Dunwich survives today as the first port-of-call by visitors to North Stradbroke island. A museum has been built, and some model buildings repaired, allowing visitors the opportunity to see what the infrastructure was like for inmates of the Dunwich Benevolent Asylum.

1940

In 1940 the RAAF Station Sandgate was established on reclaimed area wetland bordering Bramble Bay.

Reticulated water supply was turned on in Redcliffe, and new Council Chambers opened.

1945

On 30 June there were 600 male and 137 female residents in the Asylum, many of whom were bed-ridden.

1946

On 30 September, the staff received advice that the Asylum (768 aged inmates were transferred from Dunwich) were to be transferred to Eventide. The decision was made by the premier Mr. N.Hanlon and the Health and Home Affairs Minister Mr Foley.

768 inmates of Dunwich were transferred on the 3rd October 1946 to the present site at Brighton. During this time the average number of “inmates” was 778, of which 140 were female. The accommodation was divided into two divisions: male division and female division. The male division consisted of twenty wards, including 3 hospital wards, three convalescent wards, one for the blind, one for asiatics and other coloured people, plus a reservation for fifty inmates accommodated in tents. The female division comprised two hospital wards and three large airy dormitories.

The reclaimed land was used by the Royal Australian Air Force as a personnel base during World War 2. The land and existing buildings were taken over by the Queensland State Government for use as an old age people’s home after the end of the war. Since “take over” in 1946, Eventide progressively adapted, renovated and improved the former R.A.AF buildings to such an extent that they would hardly be recognised by the former Air Force occupants. 

As medical science advanced to include updated nursing practices, and a variety of therapies, lifestyles improved and lifespan increased.

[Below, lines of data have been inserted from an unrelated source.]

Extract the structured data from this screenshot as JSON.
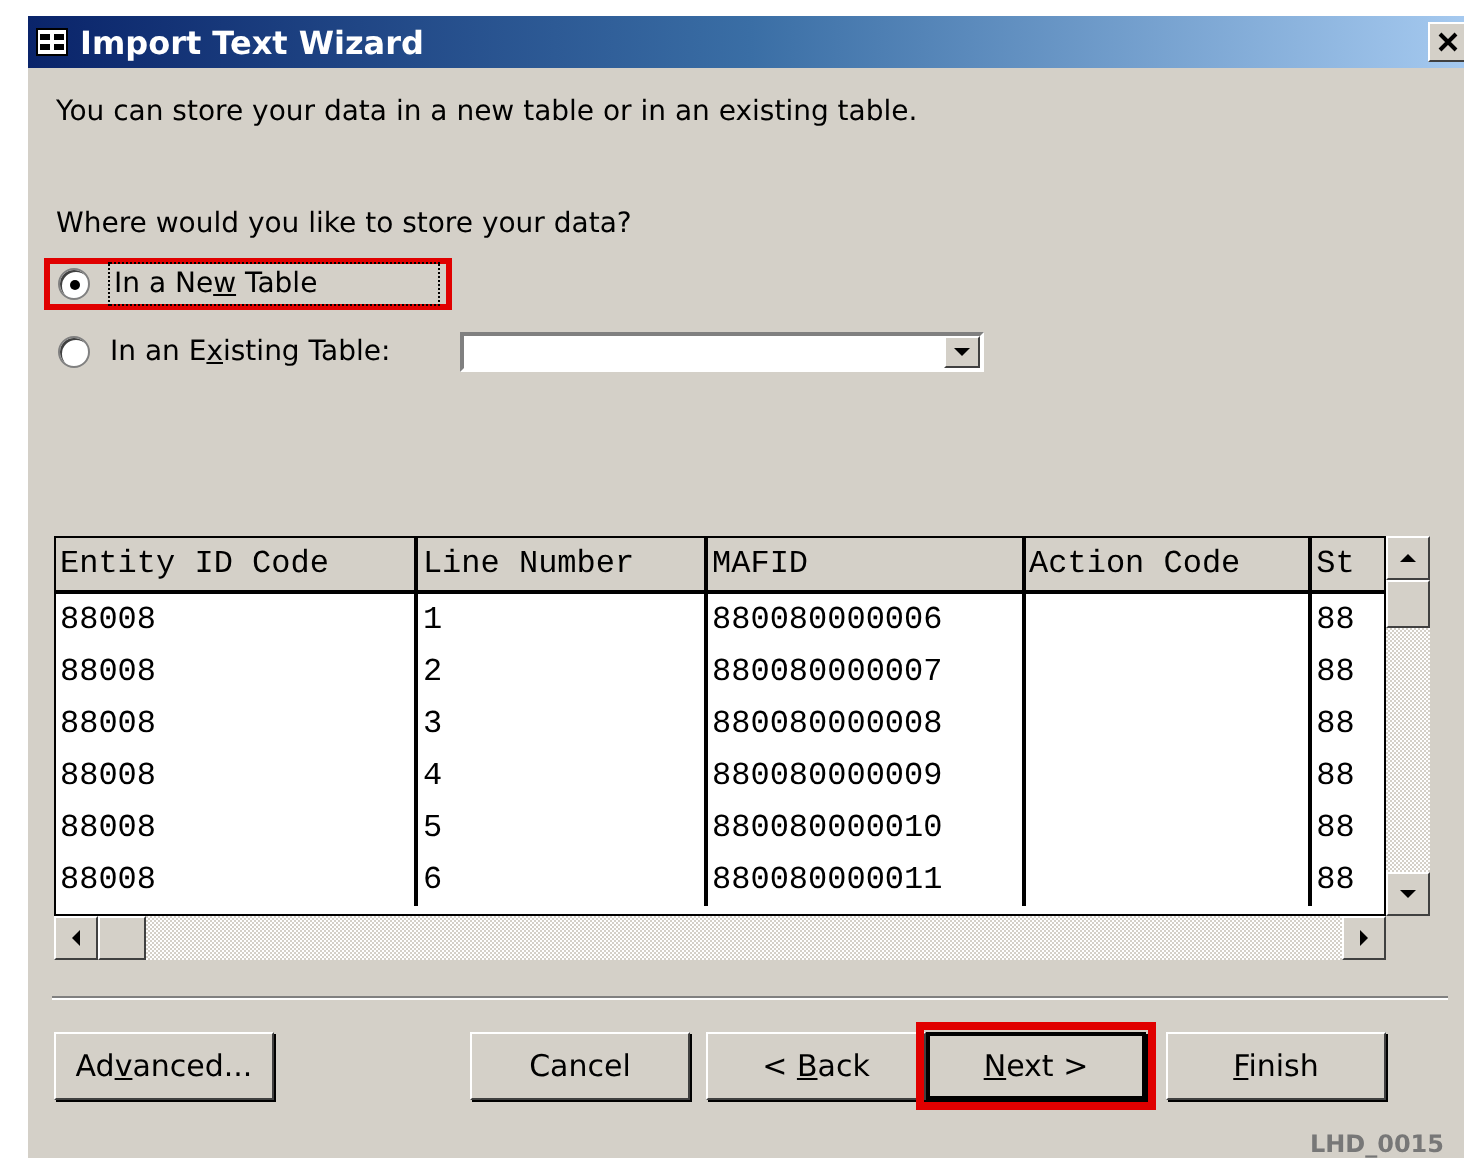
{
  "window": {
    "title": "Import Text Wizard"
  },
  "intro": "You can store your data in a new table or in an existing table.",
  "question": "Where would you like to store your data?",
  "options": [
    {
      "label_parts": [
        {
          "text": "In a Ne",
          "access_key": false
        },
        {
          "text": "w",
          "access_key": true
        },
        {
          "text": " Table",
          "access_key": false
        }
      ],
      "selected": true,
      "highlighted": true,
      "kind": "plain"
    },
    {
      "label_parts": [
        {
          "text": "In an E",
          "access_key": false
        },
        {
          "text": "x",
          "access_key": true
        },
        {
          "text": "isting Table:",
          "access_key": false
        }
      ],
      "selected": false,
      "highlighted": false,
      "kind": "with-dropdown"
    }
  ],
  "table": {
    "columns": [
      "Entity ID Code",
      "Line Number",
      "MAFID",
      "Action Code",
      "St"
    ],
    "rows": [
      [
        "88008",
        "1",
        "880080000006",
        null,
        "88"
      ],
      [
        "88008",
        "2",
        "880080000007",
        null,
        "88"
      ],
      [
        "88008",
        "3",
        "880080000008",
        null,
        "88"
      ],
      [
        "88008",
        "4",
        "880080000009",
        null,
        "88"
      ],
      [
        "88008",
        "5",
        "880080000010",
        null,
        "88"
      ],
      [
        "88008",
        "6",
        "880080000011",
        null,
        "88"
      ]
    ]
  },
  "buttons": [
    {
      "label_parts": [
        {
          "text": "Ad",
          "access_key": false
        },
        {
          "text": "v",
          "access_key": true
        },
        {
          "text": "anced...",
          "access_key": false
        }
      ],
      "highlighted": false
    },
    {
      "label_parts": [
        {
          "text": "Cancel",
          "access_key": false
        }
      ],
      "highlighted": false
    },
    {
      "label_parts": [
        {
          "text": "< ",
          "access_key": false
        },
        {
          "text": "B",
          "access_key": true
        },
        {
          "text": "ack",
          "access_key": false
        }
      ],
      "highlighted": false
    },
    {
      "label_parts": [
        {
          "text": "N",
          "access_key": true
        },
        {
          "text": "ext >",
          "access_key": false
        }
      ],
      "highlighted": true
    },
    {
      "label_parts": [
        {
          "text": "F",
          "access_key": true
        },
        {
          "text": "inish",
          "access_key": false
        }
      ],
      "highlighted": false
    }
  ],
  "document_id": "LHD_0015"
}
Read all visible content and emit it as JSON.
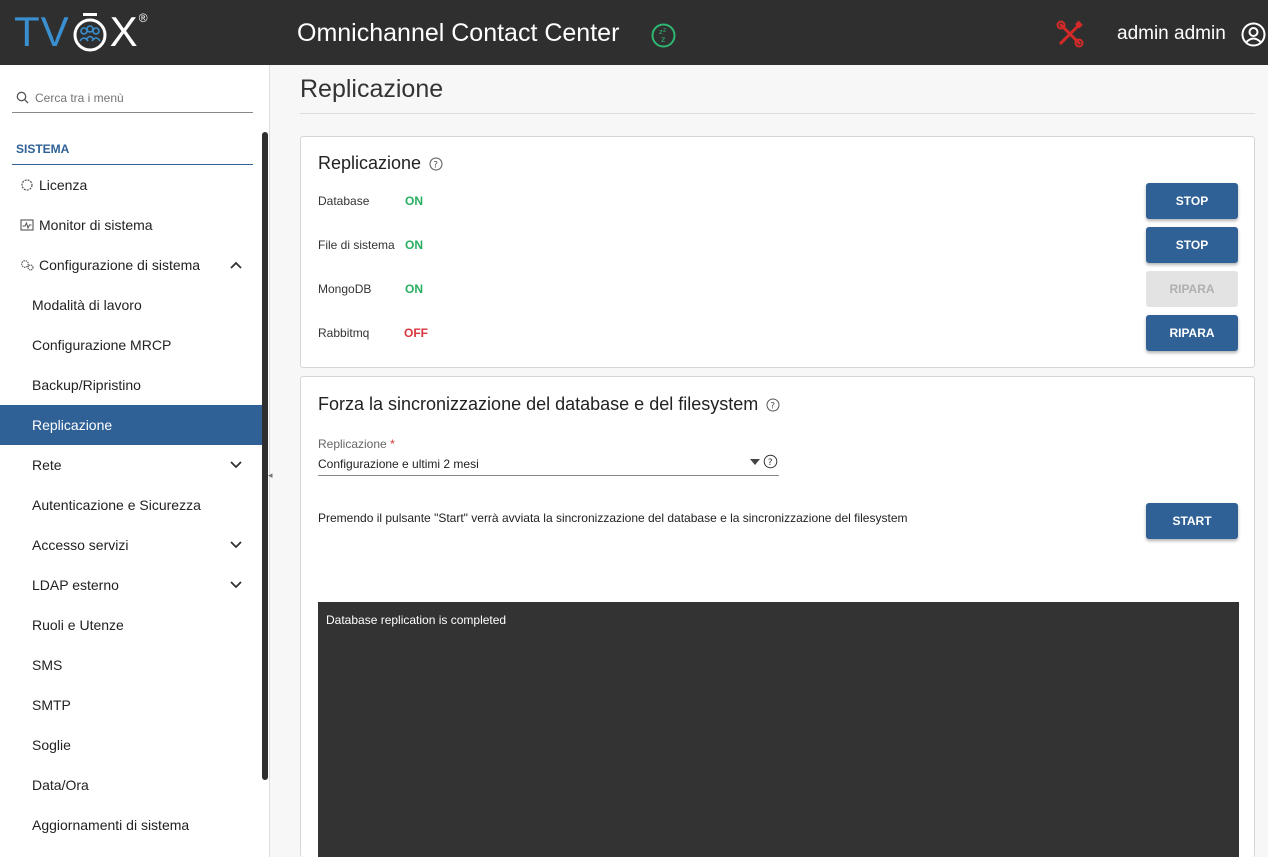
{
  "header": {
    "logo_text": "TVOX",
    "app_title": "Omnichannel Contact Center",
    "user_name": "admin admin",
    "icons": [
      "sleep-status-icon",
      "tools-icon",
      "user-icon"
    ]
  },
  "sidebar": {
    "search_placeholder": "Cerca tra i menù",
    "section": "SISTEMA",
    "items": [
      {
        "label": "Licenza",
        "icon": "gear-icon",
        "level": "top"
      },
      {
        "label": "Monitor di sistema",
        "icon": "monitor-icon",
        "level": "top"
      },
      {
        "label": "Configurazione di sistema",
        "icon": "gears-icon",
        "level": "top",
        "expanded": true
      },
      {
        "label": "Modalità di lavoro",
        "level": "sub"
      },
      {
        "label": "Configurazione MRCP",
        "level": "sub"
      },
      {
        "label": "Backup/Ripristino",
        "level": "sub"
      },
      {
        "label": "Replicazione",
        "level": "sub",
        "active": true
      },
      {
        "label": "Rete",
        "level": "sub",
        "collapsible": true
      },
      {
        "label": "Autenticazione e Sicurezza",
        "level": "sub"
      },
      {
        "label": "Accesso servizi",
        "level": "sub",
        "collapsible": true
      },
      {
        "label": "LDAP esterno",
        "level": "sub",
        "collapsible": true
      },
      {
        "label": "Ruoli e Utenze",
        "level": "sub"
      },
      {
        "label": "SMS",
        "level": "sub"
      },
      {
        "label": "SMTP",
        "level": "sub"
      },
      {
        "label": "Soglie",
        "level": "sub"
      },
      {
        "label": "Data/Ora",
        "level": "sub"
      },
      {
        "label": "Aggiornamenti di sistema",
        "level": "sub"
      }
    ]
  },
  "page": {
    "title": "Replicazione"
  },
  "replication_card": {
    "title": "Replicazione",
    "rows": [
      {
        "label": "Database",
        "status": "ON",
        "button": "STOP",
        "button_enabled": true
      },
      {
        "label": "File di sistema",
        "status": "ON",
        "button": "STOP",
        "button_enabled": true
      },
      {
        "label": "MongoDB",
        "status": "ON",
        "button": "RIPARA",
        "button_enabled": false
      },
      {
        "label": "Rabbitmq",
        "status": "OFF",
        "button": "RIPARA",
        "button_enabled": true
      }
    ]
  },
  "sync_card": {
    "title": "Forza la sincronizzazione del database e del filesystem",
    "field_label": "Replicazione",
    "field_required_mark": "*",
    "field_value": "Configurazione e ultimi 2 mesi",
    "info_text": "Premendo il pulsante \"Start\" verrà avviata la sincronizzazione del database e la sincronizzazione del filesystem",
    "start_label": "START",
    "console_output": "Database replication is completed"
  },
  "colors": {
    "topbar": "#2f2f2f",
    "accent": "#2f6196",
    "status_on": "#27ae60",
    "status_off": "#d9363e",
    "logo_blue": "#3a8fd0",
    "tools_red": "#d42a2a",
    "sleep_green": "#2eb872"
  }
}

This resulted in specialisation in geriatric medicine and the need for a redevelopment program to be planned.

Free public hospital treatment is available to Queenslanders for the first time.

1947

Benevolent Institution Minjerribah closed with inmates moved to "Eventide" at Sandgate.

In 1947 the institution was officially closed as a result of overcrowding and deteriorating conditions. Dunwich was then opened up to Government land sales and mining of mineral sands. Ward buildings were sold and either relocated on site or to the mainland. More substantial brick structures were demolished.

1949

The parcel of land which once formed the community space was gazetted by the Government in 1949 as a public reserve and since that time has stood as the community green space of the Dunwich Township.

Annual Reports and Links

Portraits

Sandgate R.A.A.F ca.1942. from The State Library of Queensland.

Nursing Uniform 1946. by Brighton Health Campus. (CC BY-NC 4.0)

Eventide Home for the Aged, Female dining room 1948. from Queensland State Archives.

Eventide Home for the Aged 1948. from Queensland State Archives.

Eventide Home, Sandgate Oct 1949. from Queensland State Archives.

© The State of Queensland (Queensland Health) 1996-2018